The answer must be every line below that contains the string "strip".
+++ Provided data +++
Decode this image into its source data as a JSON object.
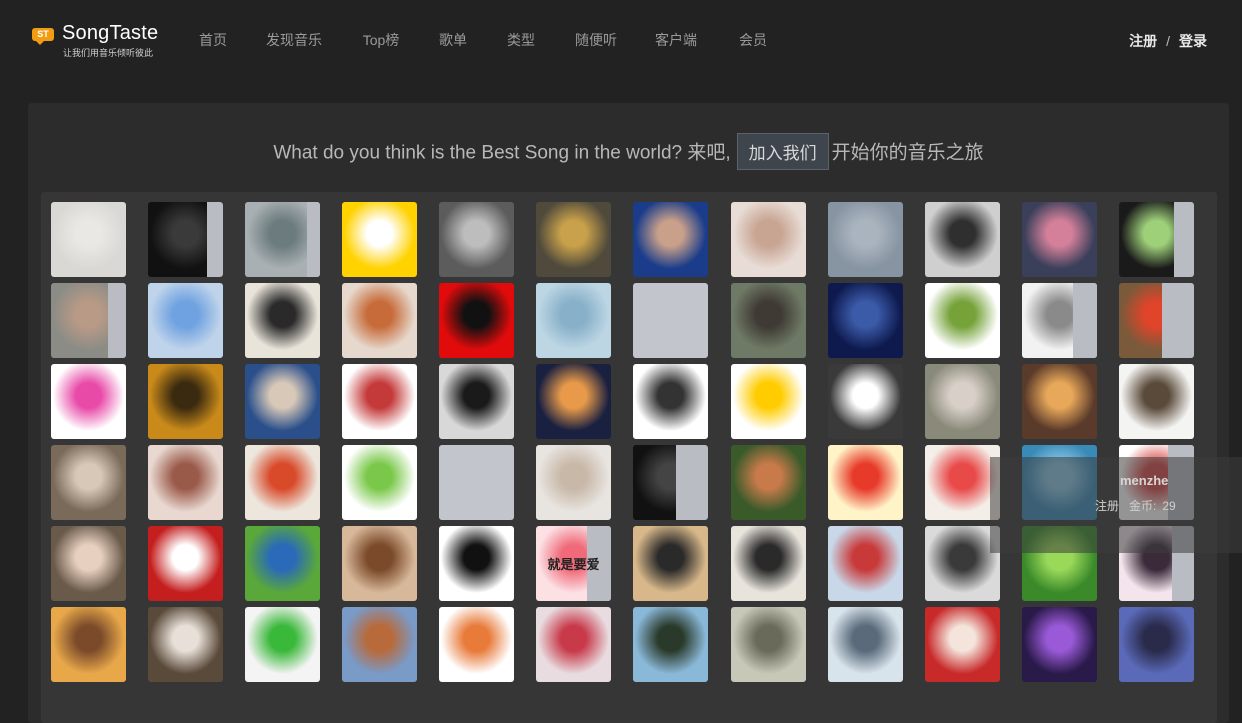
{
  "logo": {
    "badge": "ST",
    "name": "SongTaste",
    "slogan": "让我们用音乐倾听彼此"
  },
  "nav": [
    {
      "label": "首页",
      "active": true
    },
    {
      "label": "发现音乐",
      "active": false
    },
    {
      "label": "Top榜",
      "active": false
    },
    {
      "label": "歌单",
      "active": false
    },
    {
      "label": "类型",
      "active": false
    },
    {
      "label": "随便听",
      "active": false
    },
    {
      "label": "客户端",
      "active": false
    },
    {
      "label": "会员",
      "active": false
    }
  ],
  "auth": {
    "register": "注册",
    "separator": "/",
    "login": "登录"
  },
  "hero": {
    "text_before": "What do you think is the Best Song in the world? 来吧,",
    "join_button": "加入我们",
    "text_after": "开始你的音乐之旅"
  },
  "hover_card": {
    "name": "menzhe",
    "meta_a": "注册",
    "meta_b": "金币:",
    "meta_c": "29"
  },
  "avatars": [
    [
      {
        "c": "#d9d8d4",
        "c2": "#e9e8e4"
      },
      {
        "c": "#111111",
        "c2": "#3a3a3a",
        "strip": 16
      },
      {
        "c": "#a9b0b3",
        "c2": "#6b7b7e",
        "strip": 13
      },
      {
        "c": "#ffd200",
        "c2": "#ffffff"
      },
      {
        "c": "#5c5c5c",
        "c2": "#bdbdbd"
      },
      {
        "c": "#4f4a3c",
        "c2": "#c9a14a"
      },
      {
        "c": "#1a3c8a",
        "c2": "#c9a08a"
      },
      {
        "c": "#e8ddd6",
        "c2": "#c8a492"
      },
      {
        "c": "#8794a2",
        "c2": "#aab4bf"
      },
      {
        "c": "#cfcfcf",
        "c2": "#2f2f2f"
      },
      {
        "c": "#3a3f5a",
        "c2": "#d4809a"
      },
      {
        "c": "#1a1a1a",
        "c2": "#9ed07a",
        "strip": 20
      }
    ],
    [
      {
        "c": "#8c8c86",
        "c2": "#b89a86",
        "strip": 18
      },
      {
        "c": "#bfd3ea",
        "c2": "#6ea2e0"
      },
      {
        "c": "#e9e4da",
        "c2": "#2a2a2a"
      },
      {
        "c": "#e6d8cc",
        "c2": "#c76b3a"
      },
      {
        "c": "#e10b0b",
        "c2": "#111111"
      },
      {
        "c": "#bcd6e4",
        "c2": "#88b0c8"
      },
      {
        "c": "#c2c5cc",
        "c2": "#c2c5cc"
      },
      {
        "c": "#6f7a66",
        "c2": "#3f3a34"
      },
      {
        "c": "#0e1a4e",
        "c2": "#3b5aa8"
      },
      {
        "c": "#ffffff",
        "c2": "#76a23a"
      },
      {
        "c": "#f2f2f2",
        "c2": "#8a8a8a",
        "strip": 24
      },
      {
        "c": "#7a5a3a",
        "c2": "#e0442a",
        "strip": 32
      }
    ],
    [
      {
        "c": "#ffffff",
        "c2": "#e84aa8"
      },
      {
        "c": "#c98a1a",
        "c2": "#3a2a10"
      },
      {
        "c": "#2a4f8a",
        "c2": "#d8c8b8"
      },
      {
        "c": "#ffffff",
        "c2": "#c43a3a"
      },
      {
        "c": "#d8d8d8",
        "c2": "#1a1a1a"
      },
      {
        "c": "#1a2040",
        "c2": "#e89a4a"
      },
      {
        "c": "#ffffff",
        "c2": "#333333"
      },
      {
        "c": "#ffffff",
        "c2": "#ffcc00"
      },
      {
        "c": "#3a3a3a",
        "c2": "#ffffff"
      },
      {
        "c": "#8a8a7a",
        "c2": "#d8d0c8"
      },
      {
        "c": "#5a3a2a",
        "c2": "#e8a85a"
      },
      {
        "c": "#f4f4f2",
        "c2": "#5a4a3a"
      }
    ],
    [
      {
        "c": "#7a6a5a",
        "c2": "#d8c8b8"
      },
      {
        "c": "#e8d8d0",
        "c2": "#9a5a4a"
      },
      {
        "c": "#ede6dc",
        "c2": "#d84a2a"
      },
      {
        "c": "#ffffff",
        "c2": "#7ac84a"
      },
      {
        "c": "#c2c5cc",
        "c2": "#c2c5cc"
      },
      {
        "c": "#e8e4e0",
        "c2": "#c8b8a8"
      },
      {
        "c": "#111111",
        "c2": "#444444",
        "strip": 32
      },
      {
        "c": "#3a5a2a",
        "c2": "#c87a4a"
      },
      {
        "c": "#fff4c8",
        "c2": "#e83a2a"
      },
      {
        "c": "#f4eee8",
        "c2": "#e84a4a"
      },
      {
        "c": "#3a8ab8",
        "c2": "#8ac8e8"
      },
      {
        "c": "#ffffff",
        "c2": "#d84a4a",
        "strip": 26
      }
    ],
    [
      {
        "c": "#6a5a4a",
        "c2": "#e8d0c0"
      },
      {
        "c": "#c41e1e",
        "c2": "#ffffff"
      },
      {
        "c": "#5aa83a",
        "c2": "#2a6ab8"
      },
      {
        "c": "#d8b89a",
        "c2": "#7a4a2a"
      },
      {
        "c": "#ffffff",
        "c2": "#111111"
      },
      {
        "c": "#fce0e4",
        "c2": "#f06a7a",
        "strip": 24,
        "label": "就是要爱"
      },
      {
        "c": "#d8b88a",
        "c2": "#2a2a2a"
      },
      {
        "c": "#e8e4dc",
        "c2": "#2a2a2a"
      },
      {
        "c": "#c8d8e8",
        "c2": "#c83a3a"
      },
      {
        "c": "#dadada",
        "c2": "#3a3a3a"
      },
      {
        "c": "#3a8a2a",
        "c2": "#9ad85a"
      },
      {
        "c": "#f4e4ec",
        "c2": "#3a2a3a",
        "strip": 22
      }
    ],
    [
      {
        "c": "#e8a84a",
        "c2": "#7a4a2a"
      },
      {
        "c": "#5a4a3a",
        "c2": "#e8e0d8"
      },
      {
        "c": "#f4f4f4",
        "c2": "#3ab83a"
      },
      {
        "c": "#7a9ac8",
        "c2": "#b86a3a"
      },
      {
        "c": "#ffffff",
        "c2": "#e87a3a"
      },
      {
        "c": "#e8dce0",
        "c2": "#c83a4a"
      },
      {
        "c": "#8ab8d8",
        "c2": "#2a3a2a"
      },
      {
        "c": "#c8c8b8",
        "c2": "#6a6a5a"
      },
      {
        "c": "#d8e4ec",
        "c2": "#5a6a7a"
      },
      {
        "c": "#c82a2a",
        "c2": "#f4e4dc"
      },
      {
        "c": "#2a1a4a",
        "c2": "#9a5ad8"
      },
      {
        "c": "#5a6ab8",
        "c2": "#2a2a4a"
      }
    ]
  ]
}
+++
● Exercise solution:
        "strip": 16
        "strip": 13
        "strip": 20
        "strip": 18
        "strip": 24
        "strip": 32
        "strip": 32
        "strip": 26
        "strip": 24,
        "strip": 22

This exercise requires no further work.